Here I’ll start with the last point.  I remember when I became a born again Christian in high school – I guess I was 15 at the time – I thought that I really should read the Bible, which I had never done much before (even though I was a church kid; but, well, we were Episcopalian).  The Bible in our home was a KJV.  And I couldn’t make heads or tails of it!  I ended up getting what I thought was a modern translation, which really was probably worse – The Living Bible  (it is not even a translation, but a paraphrase made by a person who didn’t actually know Greek and Hebrew…).

Anyway, I knew for sure that the KJV was not written in a language I could understand.  But what is worse is that over the years people have *thought* that they understood what the KJV said, but completely misunderstood it.  This is because when English changed over the four centuries since the translation was done between 1604 and 1611, it not only made some words used then out of use now (so that sometimes readers may not know the meaning of a word) but even more problematic, it changed the meaning of words in such a way that it is possible to make sense of what the KJV says, but in a way that is not at all what it means.

A couple of my favorite examples.   I remember hearing a sermon once based on Philippians 3:20, “For our conversation is in heaven.”  The sermon was all about how we should watch carefully what we say – we should not curse, tell dirty jokes, or in any way compromise our Christian commitment by our speech because the way we talk is supposed to be rooted in the heavenly places.    Not a bad sermon, but it actually had very little to do with the passage it was based on.  The word “conversation” in the KJV was not meant to mean “what you say,” but “your citizenship.”   Your citizenship – where you belong politically – is in heaven; that’s where you belong and where you’re going.  Maybe you shouldn’t tell dirty jokes for *that* reason, but, well, it’s not what the text is talking about.

And then there is Revelation 17, where the author has a horrific vision of the great “Whore of Babylon” who is seated on a terrifying beast with seven heads and is called the mother of whores and is said to be drunk with the blood of the martyrs of Jesus.   And the prophet who sees the vision then says, in the KJV, that he looked upon this whore “with great admiration.”   Ha!  That’s a good one.  In 17th century parlance, “admiration” meant “astonishment.”   But I love the translation.

Here are a few more examples, in rapid succession.

  • In 2 Kings 11:1, in the KJV, we are told that Solomon loved many strange women (2 Kings 11:1) (!)  They may indeed have been strange, but what it means is that they were “foreign,” that is, non-Israelites
  • In Lev. 14:10, in a discussion of the sacrifices to be made to God, there is a reference to the “meat offering.” Here is where things can get really turned around.  What it actually means is a “grain offering”
  • In the story of David and Goliath, we are told in 1 Sam 17:6 that the giant Goliath carried a “target” on his shoulder.
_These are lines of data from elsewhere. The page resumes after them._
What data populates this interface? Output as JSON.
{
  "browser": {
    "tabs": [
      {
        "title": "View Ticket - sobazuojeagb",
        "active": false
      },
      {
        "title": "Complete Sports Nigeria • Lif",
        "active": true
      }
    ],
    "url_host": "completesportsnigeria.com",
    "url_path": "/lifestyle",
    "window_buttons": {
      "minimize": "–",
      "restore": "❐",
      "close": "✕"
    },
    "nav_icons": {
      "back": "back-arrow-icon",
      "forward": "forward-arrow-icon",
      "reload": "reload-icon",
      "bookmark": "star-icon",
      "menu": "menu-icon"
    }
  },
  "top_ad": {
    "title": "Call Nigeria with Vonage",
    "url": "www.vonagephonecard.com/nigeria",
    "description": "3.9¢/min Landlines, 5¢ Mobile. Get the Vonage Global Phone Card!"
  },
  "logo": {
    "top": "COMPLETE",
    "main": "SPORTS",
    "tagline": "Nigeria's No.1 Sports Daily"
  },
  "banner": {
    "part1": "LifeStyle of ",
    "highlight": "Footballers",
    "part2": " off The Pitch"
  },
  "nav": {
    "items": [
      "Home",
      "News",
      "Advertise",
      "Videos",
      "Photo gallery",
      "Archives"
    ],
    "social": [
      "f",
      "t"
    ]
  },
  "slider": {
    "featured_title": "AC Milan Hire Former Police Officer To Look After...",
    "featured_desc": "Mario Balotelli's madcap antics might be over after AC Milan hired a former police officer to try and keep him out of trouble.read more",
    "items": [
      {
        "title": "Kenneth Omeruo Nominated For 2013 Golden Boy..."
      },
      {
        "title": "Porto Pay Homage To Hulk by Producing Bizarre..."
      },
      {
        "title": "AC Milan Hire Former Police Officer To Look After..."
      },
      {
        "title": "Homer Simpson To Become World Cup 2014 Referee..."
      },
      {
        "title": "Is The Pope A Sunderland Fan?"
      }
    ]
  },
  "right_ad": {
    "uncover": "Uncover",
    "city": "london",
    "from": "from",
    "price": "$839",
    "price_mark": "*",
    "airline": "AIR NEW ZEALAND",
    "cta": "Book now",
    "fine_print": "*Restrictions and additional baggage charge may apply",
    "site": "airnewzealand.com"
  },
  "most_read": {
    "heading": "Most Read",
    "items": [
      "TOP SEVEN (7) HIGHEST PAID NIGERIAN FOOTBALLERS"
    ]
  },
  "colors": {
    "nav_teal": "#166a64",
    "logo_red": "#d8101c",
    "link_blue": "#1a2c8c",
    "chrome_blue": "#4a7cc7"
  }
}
It doesn’t mean a bull’s eye.  The word meant “javelin.”
  • Psalm 88:13 in the KJV says, “In the morning shall my prayer prevent thee.” Prevent?  Prevent from what?  Actually, it doesn’t mean what we mean by prevent.  Here it means “…shall come before you.”
  • When Psalm. 124:3 says this about “our enemies”: “Then they had swallowed us up quick, when their wrath was kindled against us” it does not mean that they devoured us quickly. Quick means “alive” (you may be familiar with “The quick and the dead.”).  So it means they devoured us while we were still living.  Or at least they would have if God had not stopped them (according to the Psalm).
  • Paul gives an astonishing admonition in the King James of 1 Cor. 10;24, “Let no man seek his own, but every man another’s wealth.” What?  We’re supposed to try to get the riches of someone else?  How?  By stealing it?  No, actually “wealth” in this 17th century context meant “welfare.”  So it’s just the opposite of what one might think: one is supposed to seek what is good for another.
  • So too in Philippians 4:6, Paul in the KJV exhorts his readers to “Be careful for nothing.” We’re not to be careful?  No, what it means is “Don’t worry about anything.”

And so, a great translation.  But, well, problematic for today.